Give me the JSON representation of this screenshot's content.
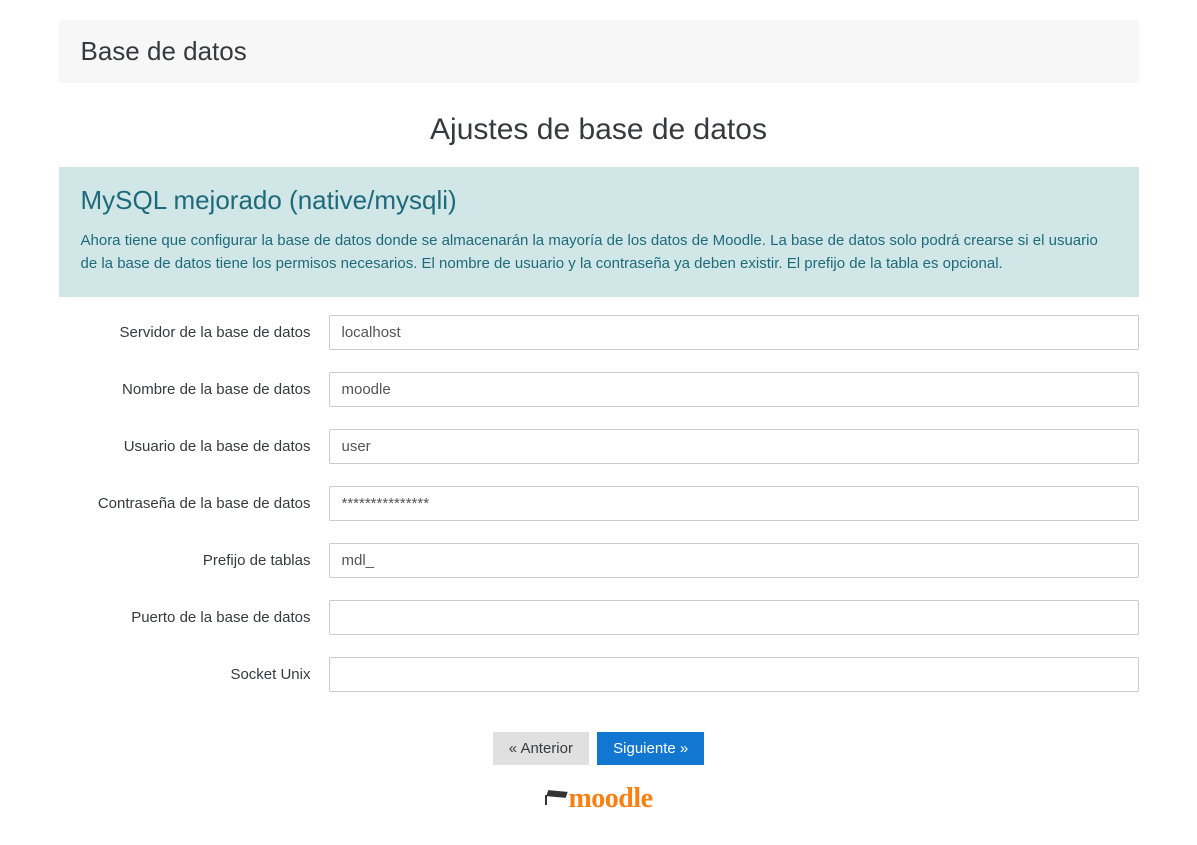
{
  "header": {
    "title": "Base de datos"
  },
  "page": {
    "heading": "Ajustes de base de datos"
  },
  "info": {
    "title": "MySQL mejorado (native/mysqli)",
    "description": "Ahora tiene que configurar la base de datos donde se almacenarán la mayoría de los datos de Moodle. La base de datos solo podrá crearse si el usuario de la base de datos tiene los permisos necesarios. El nombre de usuario y la contraseña ya deben existir. El prefijo de la tabla es opcional."
  },
  "form": {
    "fields": [
      {
        "label": "Servidor de la base de datos",
        "value": "localhost",
        "type": "text",
        "name": "dbhost"
      },
      {
        "label": "Nombre de la base de datos",
        "value": "moodle",
        "type": "text",
        "name": "dbname"
      },
      {
        "label": "Usuario de la base de datos",
        "value": "user",
        "type": "text",
        "name": "dbuser"
      },
      {
        "label": "Contraseña de la base de datos",
        "value": "***************",
        "type": "text",
        "name": "dbpass"
      },
      {
        "label": "Prefijo de tablas",
        "value": "mdl_",
        "type": "text",
        "name": "prefix"
      },
      {
        "label": "Puerto de la base de datos",
        "value": "",
        "type": "text",
        "name": "dbport"
      },
      {
        "label": "Socket Unix",
        "value": "",
        "type": "text",
        "name": "dbsocket"
      }
    ]
  },
  "buttons": {
    "prev": "« Anterior",
    "next": "Siguiente »"
  },
  "logo": {
    "text": "moodle"
  }
}
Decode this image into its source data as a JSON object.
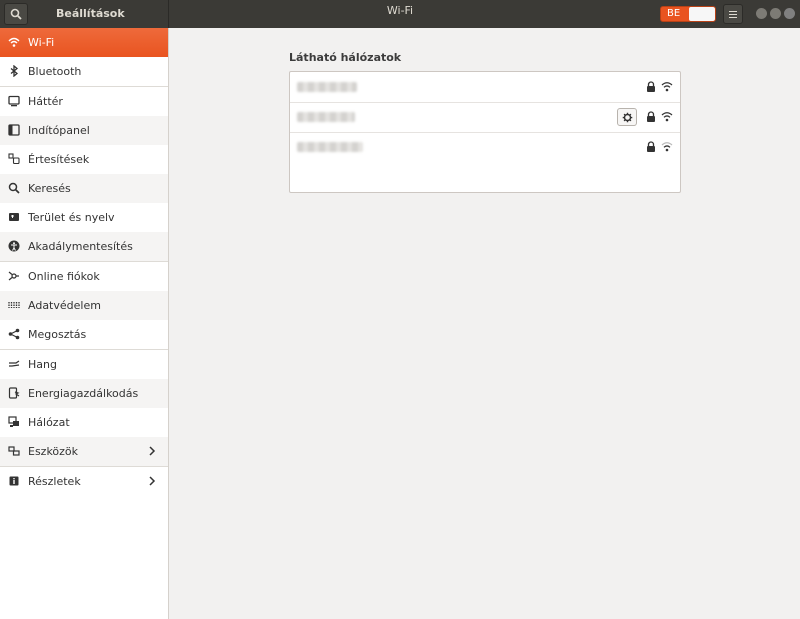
{
  "header": {
    "app_title": "Beállítások",
    "window_title": "Wi-Fi",
    "wifi_switch_label": "BE"
  },
  "sidebar": {
    "items": [
      {
        "label": "Wi-Fi",
        "icon": "wifi-icon",
        "active": true
      },
      {
        "label": "Bluetooth",
        "icon": "bluetooth-icon"
      },
      {
        "label": "Háttér",
        "icon": "background-icon"
      },
      {
        "label": "Indítópanel",
        "icon": "dock-icon"
      },
      {
        "label": "Értesítések",
        "icon": "notifications-icon"
      },
      {
        "label": "Keresés",
        "icon": "search-icon"
      },
      {
        "label": "Terület és nyelv",
        "icon": "region-icon"
      },
      {
        "label": "Akadálymentesítés",
        "icon": "accessibility-icon"
      },
      {
        "label": "Online fiókok",
        "icon": "online-accounts-icon"
      },
      {
        "label": "Adatvédelem",
        "icon": "privacy-icon"
      },
      {
        "label": "Megosztás",
        "icon": "share-icon"
      },
      {
        "label": "Hang",
        "icon": "sound-icon"
      },
      {
        "label": "Energiagazdálkodás",
        "icon": "power-icon"
      },
      {
        "label": "Hálózat",
        "icon": "network-icon"
      },
      {
        "label": "Eszközök",
        "icon": "devices-icon",
        "has_submenu": true
      },
      {
        "label": "Részletek",
        "icon": "details-icon",
        "has_submenu": true
      }
    ]
  },
  "main": {
    "section_title": "Látható hálózatok"
  },
  "colors": {
    "accent": "#e95420",
    "header_bg": "#3b3a36",
    "window_bg": "#f2f1f0"
  }
}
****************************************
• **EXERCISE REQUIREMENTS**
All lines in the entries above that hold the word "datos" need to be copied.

• **EXERCISE RESPONSE**
    "title": "Base de datos"
    "heading": "Ajustes de base de datos"
    "description": "Ahora tiene que configurar la base de datos donde se almacenarán la mayoría de los datos de Moodle. La base de datos solo podrá crearse si el usuario de la base de datos tiene los permisos necesarios. El nombre de usuario y la contraseña ya deben existir. El prefijo de la tabla es opcional."
        "label": "Servidor de la base de datos",
        "label": "Nombre de la base de datos",
        "label": "Usuario de la base de datos",
        "label": "Contraseña de la base de datos",
        "label": "Puerto de la base de datos",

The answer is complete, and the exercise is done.